→ Supplied data

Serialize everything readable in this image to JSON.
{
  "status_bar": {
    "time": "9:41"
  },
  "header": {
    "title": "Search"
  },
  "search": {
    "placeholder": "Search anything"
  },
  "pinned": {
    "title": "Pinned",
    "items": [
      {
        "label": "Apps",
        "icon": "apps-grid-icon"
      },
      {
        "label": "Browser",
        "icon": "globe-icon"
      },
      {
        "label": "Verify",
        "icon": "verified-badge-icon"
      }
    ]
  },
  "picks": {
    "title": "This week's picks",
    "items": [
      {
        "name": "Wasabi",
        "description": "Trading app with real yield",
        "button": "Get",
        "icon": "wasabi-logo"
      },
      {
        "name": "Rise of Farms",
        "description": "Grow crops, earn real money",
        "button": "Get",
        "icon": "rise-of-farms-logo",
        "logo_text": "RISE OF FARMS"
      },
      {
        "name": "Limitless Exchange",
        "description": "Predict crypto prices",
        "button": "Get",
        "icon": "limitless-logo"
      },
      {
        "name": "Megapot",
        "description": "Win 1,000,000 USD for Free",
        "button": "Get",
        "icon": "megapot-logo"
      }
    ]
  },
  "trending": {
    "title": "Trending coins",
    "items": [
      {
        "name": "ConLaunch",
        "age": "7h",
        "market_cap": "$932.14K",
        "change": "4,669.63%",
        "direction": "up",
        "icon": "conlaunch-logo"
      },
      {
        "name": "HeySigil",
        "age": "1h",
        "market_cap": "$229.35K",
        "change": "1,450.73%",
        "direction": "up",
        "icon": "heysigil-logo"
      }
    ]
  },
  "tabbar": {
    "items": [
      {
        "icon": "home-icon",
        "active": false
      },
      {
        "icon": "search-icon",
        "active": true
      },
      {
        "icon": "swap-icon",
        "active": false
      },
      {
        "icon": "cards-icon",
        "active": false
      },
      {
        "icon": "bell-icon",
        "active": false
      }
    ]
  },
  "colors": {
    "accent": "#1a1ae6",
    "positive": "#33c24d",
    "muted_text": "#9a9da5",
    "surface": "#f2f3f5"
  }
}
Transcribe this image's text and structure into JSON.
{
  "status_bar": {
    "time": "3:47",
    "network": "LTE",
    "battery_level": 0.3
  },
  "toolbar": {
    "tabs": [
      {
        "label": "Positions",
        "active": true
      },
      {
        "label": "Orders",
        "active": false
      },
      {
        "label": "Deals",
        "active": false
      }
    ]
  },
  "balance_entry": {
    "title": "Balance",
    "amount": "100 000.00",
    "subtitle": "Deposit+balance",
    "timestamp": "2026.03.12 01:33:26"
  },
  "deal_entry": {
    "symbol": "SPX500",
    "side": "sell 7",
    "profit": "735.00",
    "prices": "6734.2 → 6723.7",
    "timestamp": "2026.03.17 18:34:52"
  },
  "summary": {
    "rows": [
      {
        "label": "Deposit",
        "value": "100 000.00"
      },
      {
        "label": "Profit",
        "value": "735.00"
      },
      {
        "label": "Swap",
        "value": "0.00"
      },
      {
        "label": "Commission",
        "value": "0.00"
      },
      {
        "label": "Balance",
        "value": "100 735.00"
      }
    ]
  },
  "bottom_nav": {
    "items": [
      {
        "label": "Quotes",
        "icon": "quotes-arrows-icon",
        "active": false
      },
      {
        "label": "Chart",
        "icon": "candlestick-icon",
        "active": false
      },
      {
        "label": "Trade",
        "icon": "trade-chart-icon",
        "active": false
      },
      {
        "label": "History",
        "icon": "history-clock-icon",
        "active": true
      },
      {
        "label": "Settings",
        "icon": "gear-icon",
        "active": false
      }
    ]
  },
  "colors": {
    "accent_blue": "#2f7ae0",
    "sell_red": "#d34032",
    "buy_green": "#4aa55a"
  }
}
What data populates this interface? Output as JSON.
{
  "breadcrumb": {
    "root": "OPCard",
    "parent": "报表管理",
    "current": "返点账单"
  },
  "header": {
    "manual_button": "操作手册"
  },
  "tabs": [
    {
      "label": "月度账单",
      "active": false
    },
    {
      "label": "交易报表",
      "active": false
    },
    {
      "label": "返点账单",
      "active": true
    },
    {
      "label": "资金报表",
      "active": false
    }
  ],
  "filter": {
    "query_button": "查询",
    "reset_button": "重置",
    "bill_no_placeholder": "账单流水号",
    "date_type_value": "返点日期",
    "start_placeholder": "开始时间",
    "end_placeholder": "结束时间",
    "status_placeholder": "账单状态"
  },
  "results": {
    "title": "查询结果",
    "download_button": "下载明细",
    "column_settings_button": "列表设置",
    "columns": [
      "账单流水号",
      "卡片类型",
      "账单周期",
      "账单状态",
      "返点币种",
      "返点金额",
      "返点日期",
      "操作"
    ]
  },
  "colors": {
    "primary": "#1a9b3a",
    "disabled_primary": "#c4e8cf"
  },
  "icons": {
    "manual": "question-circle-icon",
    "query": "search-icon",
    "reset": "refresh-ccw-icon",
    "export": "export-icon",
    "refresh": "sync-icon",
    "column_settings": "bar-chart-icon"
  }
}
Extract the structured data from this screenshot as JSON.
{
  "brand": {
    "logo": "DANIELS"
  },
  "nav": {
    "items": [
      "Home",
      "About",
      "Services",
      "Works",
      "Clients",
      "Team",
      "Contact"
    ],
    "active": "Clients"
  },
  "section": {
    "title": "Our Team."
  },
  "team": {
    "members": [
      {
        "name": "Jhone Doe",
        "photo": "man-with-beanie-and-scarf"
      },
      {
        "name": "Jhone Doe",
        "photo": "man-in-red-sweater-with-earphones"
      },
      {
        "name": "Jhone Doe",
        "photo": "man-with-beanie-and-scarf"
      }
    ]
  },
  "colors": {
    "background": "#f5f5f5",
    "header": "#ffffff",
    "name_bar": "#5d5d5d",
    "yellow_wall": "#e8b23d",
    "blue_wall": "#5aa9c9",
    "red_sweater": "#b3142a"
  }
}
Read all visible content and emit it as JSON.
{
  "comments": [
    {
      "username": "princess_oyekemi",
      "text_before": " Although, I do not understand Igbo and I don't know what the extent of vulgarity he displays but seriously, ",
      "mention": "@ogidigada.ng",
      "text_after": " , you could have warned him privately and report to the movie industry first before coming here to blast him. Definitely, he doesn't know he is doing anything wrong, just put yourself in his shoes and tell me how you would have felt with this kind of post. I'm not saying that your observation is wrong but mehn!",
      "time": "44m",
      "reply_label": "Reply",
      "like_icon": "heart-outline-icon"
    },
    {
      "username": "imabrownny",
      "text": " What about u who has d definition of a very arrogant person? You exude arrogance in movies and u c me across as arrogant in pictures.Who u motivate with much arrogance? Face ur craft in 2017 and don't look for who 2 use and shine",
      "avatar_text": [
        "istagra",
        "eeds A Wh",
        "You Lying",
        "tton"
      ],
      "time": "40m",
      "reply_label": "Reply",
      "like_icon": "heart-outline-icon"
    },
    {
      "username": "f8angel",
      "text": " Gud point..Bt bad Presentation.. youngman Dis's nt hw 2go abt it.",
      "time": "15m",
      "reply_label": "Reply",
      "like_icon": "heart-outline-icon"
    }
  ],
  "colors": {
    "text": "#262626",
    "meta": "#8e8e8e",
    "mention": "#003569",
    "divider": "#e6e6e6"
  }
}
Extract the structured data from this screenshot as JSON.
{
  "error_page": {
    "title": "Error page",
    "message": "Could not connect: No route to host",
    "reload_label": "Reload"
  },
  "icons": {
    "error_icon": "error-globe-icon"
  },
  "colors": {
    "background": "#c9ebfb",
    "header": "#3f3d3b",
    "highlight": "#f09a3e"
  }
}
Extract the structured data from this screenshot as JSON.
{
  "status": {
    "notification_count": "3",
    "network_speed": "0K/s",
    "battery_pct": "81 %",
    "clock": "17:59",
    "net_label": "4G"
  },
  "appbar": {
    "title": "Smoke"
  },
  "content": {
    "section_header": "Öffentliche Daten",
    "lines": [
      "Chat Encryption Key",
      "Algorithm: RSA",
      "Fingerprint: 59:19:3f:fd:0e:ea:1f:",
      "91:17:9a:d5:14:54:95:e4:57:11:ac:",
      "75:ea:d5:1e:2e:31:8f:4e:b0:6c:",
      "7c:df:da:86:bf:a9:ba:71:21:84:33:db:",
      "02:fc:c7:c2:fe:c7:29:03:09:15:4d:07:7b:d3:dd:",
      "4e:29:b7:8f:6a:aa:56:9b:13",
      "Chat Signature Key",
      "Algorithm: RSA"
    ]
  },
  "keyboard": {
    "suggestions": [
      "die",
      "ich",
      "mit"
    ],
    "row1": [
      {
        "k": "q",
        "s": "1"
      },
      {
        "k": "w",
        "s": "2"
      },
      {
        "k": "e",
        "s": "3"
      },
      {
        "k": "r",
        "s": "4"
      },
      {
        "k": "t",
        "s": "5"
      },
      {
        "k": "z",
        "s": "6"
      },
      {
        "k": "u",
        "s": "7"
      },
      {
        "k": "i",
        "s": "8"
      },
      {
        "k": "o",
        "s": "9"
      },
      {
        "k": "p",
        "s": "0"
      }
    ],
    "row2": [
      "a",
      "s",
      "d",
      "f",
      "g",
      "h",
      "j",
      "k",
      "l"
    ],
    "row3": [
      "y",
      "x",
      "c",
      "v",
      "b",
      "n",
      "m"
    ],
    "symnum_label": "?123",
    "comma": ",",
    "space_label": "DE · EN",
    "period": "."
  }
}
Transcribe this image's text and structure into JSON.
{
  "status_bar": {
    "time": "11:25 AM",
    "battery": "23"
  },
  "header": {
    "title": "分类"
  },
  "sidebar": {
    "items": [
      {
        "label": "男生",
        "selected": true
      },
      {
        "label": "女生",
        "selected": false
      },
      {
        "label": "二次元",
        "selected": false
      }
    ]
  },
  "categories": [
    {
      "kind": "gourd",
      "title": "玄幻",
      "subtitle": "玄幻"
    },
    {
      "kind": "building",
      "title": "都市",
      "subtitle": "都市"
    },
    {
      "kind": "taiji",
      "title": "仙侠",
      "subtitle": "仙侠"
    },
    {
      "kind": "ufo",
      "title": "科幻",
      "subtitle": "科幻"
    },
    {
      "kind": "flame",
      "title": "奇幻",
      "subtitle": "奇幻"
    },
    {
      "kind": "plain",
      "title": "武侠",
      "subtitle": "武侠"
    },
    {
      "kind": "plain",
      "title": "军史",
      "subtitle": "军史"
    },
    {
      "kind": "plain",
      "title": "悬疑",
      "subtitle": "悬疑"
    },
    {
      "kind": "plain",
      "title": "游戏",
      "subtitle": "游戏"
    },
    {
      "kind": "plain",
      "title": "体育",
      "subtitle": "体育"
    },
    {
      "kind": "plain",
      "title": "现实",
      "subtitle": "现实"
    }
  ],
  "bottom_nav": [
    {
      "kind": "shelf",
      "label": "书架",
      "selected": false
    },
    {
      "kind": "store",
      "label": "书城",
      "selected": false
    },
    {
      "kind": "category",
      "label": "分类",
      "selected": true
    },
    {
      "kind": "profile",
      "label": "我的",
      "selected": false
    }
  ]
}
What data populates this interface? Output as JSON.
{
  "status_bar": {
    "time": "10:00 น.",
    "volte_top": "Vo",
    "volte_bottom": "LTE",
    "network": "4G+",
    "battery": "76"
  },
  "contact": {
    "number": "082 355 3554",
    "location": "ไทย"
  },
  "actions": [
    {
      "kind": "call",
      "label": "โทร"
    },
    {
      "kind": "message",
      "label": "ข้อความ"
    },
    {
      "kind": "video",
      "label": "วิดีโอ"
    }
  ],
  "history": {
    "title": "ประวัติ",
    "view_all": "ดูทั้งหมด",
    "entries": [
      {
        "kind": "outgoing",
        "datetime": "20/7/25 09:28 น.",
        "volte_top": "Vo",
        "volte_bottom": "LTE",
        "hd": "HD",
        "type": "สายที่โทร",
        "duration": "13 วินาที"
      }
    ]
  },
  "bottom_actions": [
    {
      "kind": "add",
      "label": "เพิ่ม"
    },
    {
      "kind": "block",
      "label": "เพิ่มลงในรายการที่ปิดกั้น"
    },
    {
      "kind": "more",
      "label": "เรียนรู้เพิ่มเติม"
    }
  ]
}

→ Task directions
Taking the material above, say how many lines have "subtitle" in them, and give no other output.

→ Result
12